It has now been three days since Devin Mesoraco had a pinch hit appearance with nobody on base and the Cincinnati Reds up by four runs in a slugfest against the Milwaukee Brewers, and it's now been a full twelve days since he last made a start behind the plate.

According to John Fay, it looks like it may be several more days before the Reds most recently extended cog gets back in catching gear in a game, too.

A few days before even a bullpen catching attempt.  Not good.

That the Reds initially tried to avoid putting Mesoraco on the DL is somewhat excusable.  A day or two to assess the pain and recovery time of their 4 year, $28 million dollar All Star at such an early point in the season is something somewhat prudent, and is a tactic the Reds have employed for years under Walt Jocketty.  Since it happened prior to the 10 day rule that limited optioned players from being recalled, it cost them the rights to Daniel Corcino, who was jettisoned as collateral damage to allow for Mesoraco to return without having to sit out a full fifteen days.
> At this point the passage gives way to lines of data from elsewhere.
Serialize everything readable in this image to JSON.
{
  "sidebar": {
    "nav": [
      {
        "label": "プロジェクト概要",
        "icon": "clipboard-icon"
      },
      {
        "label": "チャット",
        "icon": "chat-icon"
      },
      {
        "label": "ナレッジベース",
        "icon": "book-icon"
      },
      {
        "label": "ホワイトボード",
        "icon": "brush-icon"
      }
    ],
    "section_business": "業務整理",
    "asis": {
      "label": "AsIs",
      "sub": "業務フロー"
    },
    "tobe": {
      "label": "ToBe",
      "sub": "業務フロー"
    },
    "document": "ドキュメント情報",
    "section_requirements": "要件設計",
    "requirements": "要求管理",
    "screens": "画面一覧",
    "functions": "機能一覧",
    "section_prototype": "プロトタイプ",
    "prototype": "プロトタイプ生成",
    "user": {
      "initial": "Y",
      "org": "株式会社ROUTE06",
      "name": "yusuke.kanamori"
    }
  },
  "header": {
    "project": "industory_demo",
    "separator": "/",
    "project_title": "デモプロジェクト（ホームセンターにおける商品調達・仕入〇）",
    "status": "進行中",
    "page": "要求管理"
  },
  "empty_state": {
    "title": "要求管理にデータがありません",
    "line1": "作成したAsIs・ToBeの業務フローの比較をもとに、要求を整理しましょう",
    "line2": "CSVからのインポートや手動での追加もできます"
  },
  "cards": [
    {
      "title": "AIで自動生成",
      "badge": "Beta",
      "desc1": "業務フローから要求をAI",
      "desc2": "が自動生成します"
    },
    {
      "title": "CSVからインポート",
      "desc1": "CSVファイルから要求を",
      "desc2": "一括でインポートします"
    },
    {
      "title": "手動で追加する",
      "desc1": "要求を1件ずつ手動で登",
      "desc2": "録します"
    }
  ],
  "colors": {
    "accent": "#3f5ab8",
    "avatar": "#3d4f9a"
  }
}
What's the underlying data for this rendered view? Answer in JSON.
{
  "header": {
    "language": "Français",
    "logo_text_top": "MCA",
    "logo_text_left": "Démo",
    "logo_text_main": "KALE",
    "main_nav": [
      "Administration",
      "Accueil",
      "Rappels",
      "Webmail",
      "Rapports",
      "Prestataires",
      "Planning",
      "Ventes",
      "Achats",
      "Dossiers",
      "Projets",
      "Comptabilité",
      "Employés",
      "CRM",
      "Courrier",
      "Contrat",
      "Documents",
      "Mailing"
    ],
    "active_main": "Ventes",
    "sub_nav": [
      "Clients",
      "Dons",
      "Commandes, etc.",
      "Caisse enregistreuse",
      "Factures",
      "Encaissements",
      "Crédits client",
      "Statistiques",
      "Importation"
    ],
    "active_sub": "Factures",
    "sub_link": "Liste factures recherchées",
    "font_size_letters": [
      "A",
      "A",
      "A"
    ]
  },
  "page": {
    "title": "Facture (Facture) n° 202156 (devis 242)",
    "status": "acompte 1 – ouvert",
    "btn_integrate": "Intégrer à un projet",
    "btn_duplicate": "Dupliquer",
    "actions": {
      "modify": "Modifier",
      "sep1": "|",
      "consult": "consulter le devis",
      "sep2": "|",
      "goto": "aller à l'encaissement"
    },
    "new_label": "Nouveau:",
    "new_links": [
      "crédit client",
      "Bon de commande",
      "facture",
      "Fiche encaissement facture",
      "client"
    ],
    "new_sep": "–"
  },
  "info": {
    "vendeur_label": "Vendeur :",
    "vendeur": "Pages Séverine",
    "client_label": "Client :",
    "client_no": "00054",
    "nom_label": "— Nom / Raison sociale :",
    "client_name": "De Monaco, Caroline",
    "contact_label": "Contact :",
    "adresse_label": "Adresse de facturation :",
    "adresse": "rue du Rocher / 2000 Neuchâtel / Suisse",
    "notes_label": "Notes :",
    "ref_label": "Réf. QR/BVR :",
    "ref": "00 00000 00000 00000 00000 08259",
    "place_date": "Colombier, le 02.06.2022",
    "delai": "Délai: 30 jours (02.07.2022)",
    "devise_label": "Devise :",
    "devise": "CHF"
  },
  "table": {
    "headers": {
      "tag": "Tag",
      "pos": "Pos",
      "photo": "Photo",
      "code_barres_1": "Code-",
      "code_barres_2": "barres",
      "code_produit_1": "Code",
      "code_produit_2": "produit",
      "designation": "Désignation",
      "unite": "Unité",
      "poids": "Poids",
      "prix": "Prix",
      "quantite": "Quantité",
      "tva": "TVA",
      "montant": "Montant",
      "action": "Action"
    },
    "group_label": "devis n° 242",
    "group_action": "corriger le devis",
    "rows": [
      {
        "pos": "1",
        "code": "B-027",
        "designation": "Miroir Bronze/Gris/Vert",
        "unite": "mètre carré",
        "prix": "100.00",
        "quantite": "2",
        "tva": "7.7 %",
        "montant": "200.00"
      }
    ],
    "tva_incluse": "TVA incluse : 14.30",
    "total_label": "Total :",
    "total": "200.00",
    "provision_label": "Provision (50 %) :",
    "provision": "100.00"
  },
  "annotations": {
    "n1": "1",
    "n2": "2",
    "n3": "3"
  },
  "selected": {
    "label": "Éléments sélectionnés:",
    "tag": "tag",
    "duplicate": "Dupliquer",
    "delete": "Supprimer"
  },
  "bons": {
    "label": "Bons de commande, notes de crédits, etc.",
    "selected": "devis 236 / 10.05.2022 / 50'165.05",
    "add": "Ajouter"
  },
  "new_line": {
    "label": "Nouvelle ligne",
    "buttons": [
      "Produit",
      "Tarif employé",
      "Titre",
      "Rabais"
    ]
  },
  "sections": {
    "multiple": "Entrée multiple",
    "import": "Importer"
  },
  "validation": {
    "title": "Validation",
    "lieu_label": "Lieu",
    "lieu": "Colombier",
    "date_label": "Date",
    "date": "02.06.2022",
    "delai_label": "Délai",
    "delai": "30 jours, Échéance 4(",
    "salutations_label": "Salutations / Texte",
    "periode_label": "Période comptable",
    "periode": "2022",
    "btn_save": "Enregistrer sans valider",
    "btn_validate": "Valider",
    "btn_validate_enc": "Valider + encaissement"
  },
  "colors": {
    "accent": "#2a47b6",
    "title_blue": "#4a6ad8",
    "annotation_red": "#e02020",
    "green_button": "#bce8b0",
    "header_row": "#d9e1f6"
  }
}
That we're now here, twelve days removed from a start and with a meaningless pinch hit appearance foiling any attempt at retroactively placing him on the DL is mind bending, though.  Corcino's gone, the Reds have been playing short handed for nearly two full weeks, and the sacrifice they've taken on the chin in doing so now can't even be rewarded with a retroactive DL stint.  Mesoraco's hip impingement - an injury that will likely linger long into the season - is nothing to sneeze at for players of any position (to which Alex Rodriguez and Chase Utley will attest), but bad hips and the rigors of being a major league catcher go together about as well as toothpaste and orange juice.  Just ask Mike Napoli about that.

So, the Reds will continue to trudge on without the services of 2014's breakout performer, and they'll continue to do so with one hand tied behind their backs as they insist on carrying a player who cannot play instead of calling up another in his stead.  And they'll do so in the most competitive division in baseball during a stretch of playing nobody but division foes.

That's some strategy, Reds.  I hope people reading this don't attempt to use it against them.